DWR invites all to meeting for input on deer management
Lousy weather and a shorter hunt during the 2010 deer season may have contributed to lower success, but the big factor on the minds of hunters and the Division of Wildlife Resources is that mule deer numbers are declining.
"The public wants the herd restored to historic levels," stated DWR Southeast Region Manager Bill Bates in an interview Tuesday.
Furthermore, the message DWR has gotten is that hunters will tolerate restrictions in order to bring the herd back.
Bates said that the Wildlife Board has taken a long look at the situation and has come up with a plan to regulate next year's hunt unit-by-unit across 29 districts in the state.
Hunters will get a chance to learn about those changes - and other efforts the DWR is conducting to restore the herd - during an informal public information session at the CEU Jennifer Leavitt Student Center Feb. 16 from 7-9 p.m.

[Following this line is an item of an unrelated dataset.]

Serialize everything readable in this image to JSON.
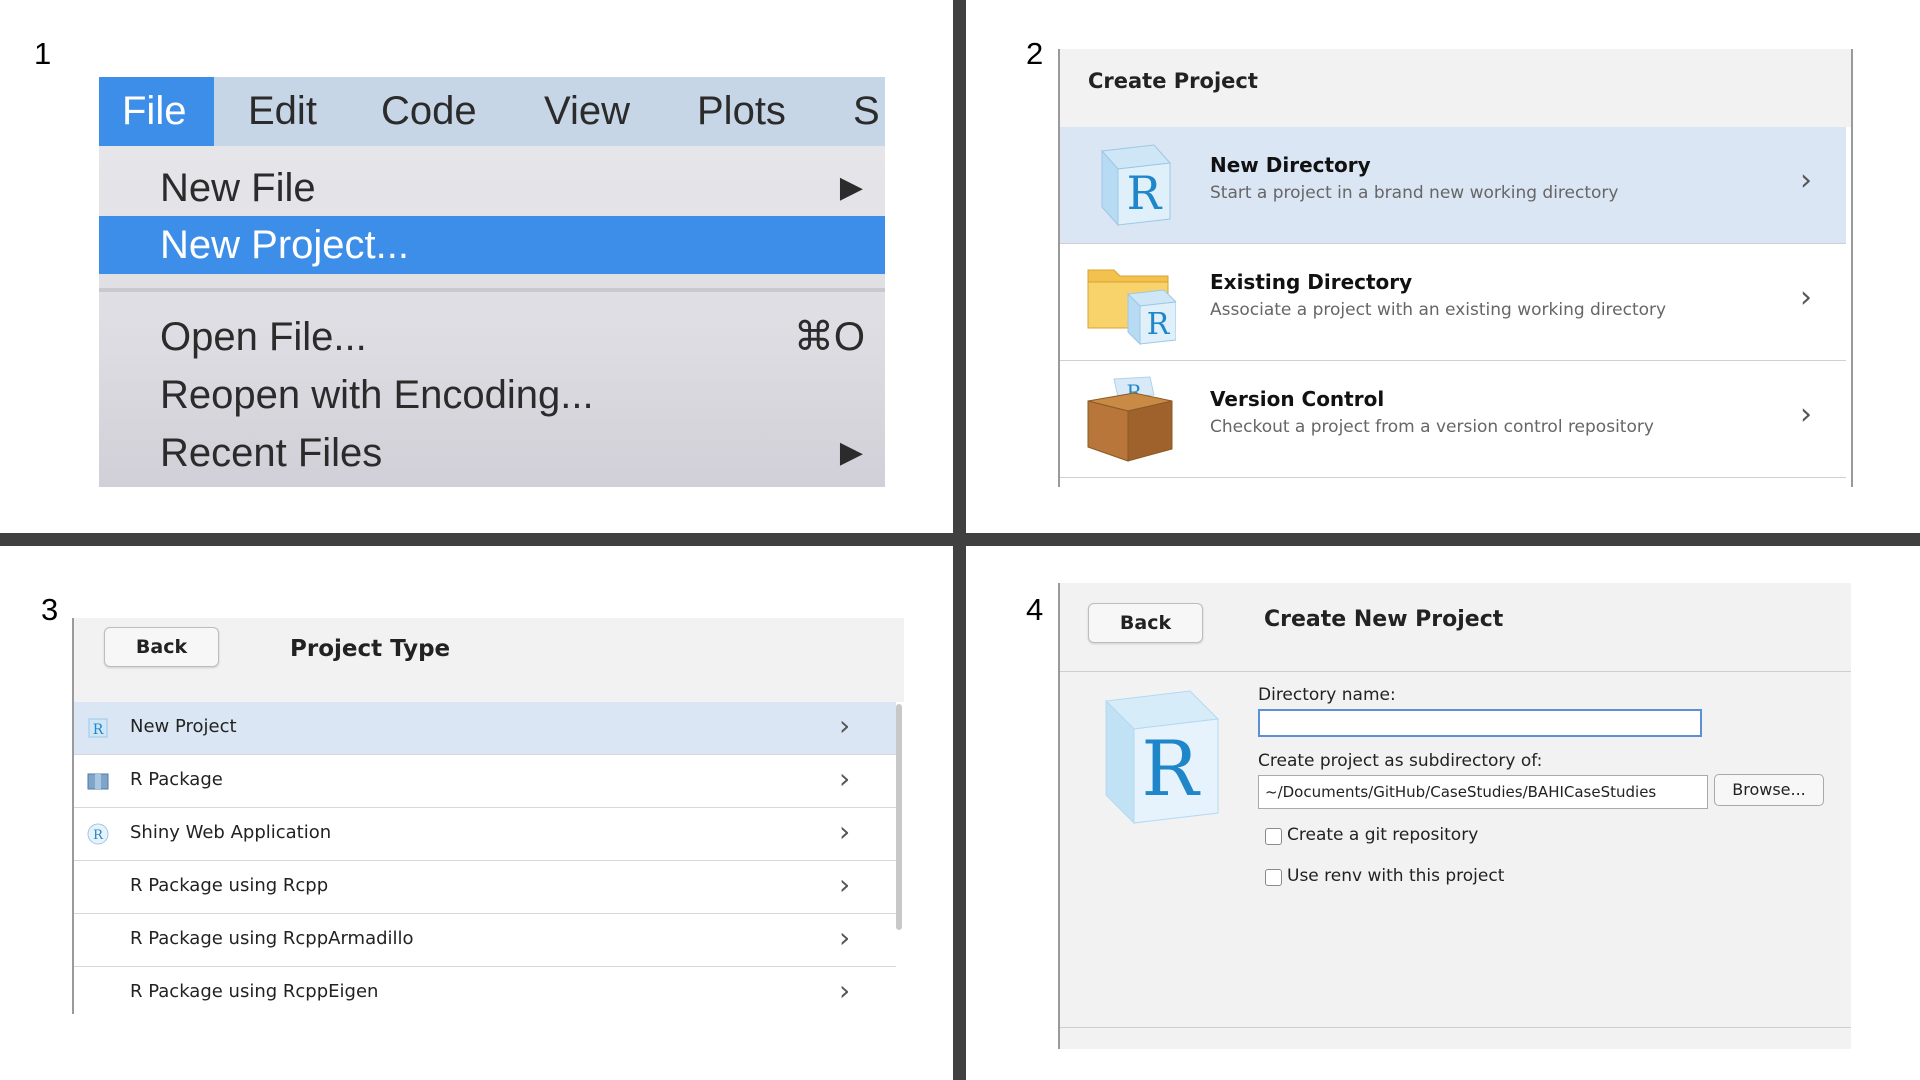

Bates said the division plans to set up nine booths to showcase what has been done so far and what is planned for deer management.
DWR also wants to listen as well as talk, he added, so people should feel free to express their ideas and concerns as they visit.
The division has already launched what it bills as the most massive initiative in Utah history, and probably in the west.
For instance, the DWR and its partners have already improved mule deer habitat on about 600,000 acres at a cost of more than $70 million. Plans call for enhancement of another 500,000 acres during the next five years.
Coyotes, which prey on fawns, have been targeted in areas important to deer populations. DWR has given $3 million to the USDA Wildlife Services, which last year killed 1,700 of the predators.
The Utah Department of Transportation has also been involved in the effort to reduce the number of deer wiped out on the state's highways. The tab for fencing and highway bypass structures has exceeded $45 million to date. DWR is also funding two studies by Utah State University to find out the most effective bypass structures and to determine just how many deer and elk are killed on state highways each year.
The effort to stop poachers has been intensified, as has research into diseases such as chronic wasting disease. The division has spent about $1 mllion on this research during the past five years.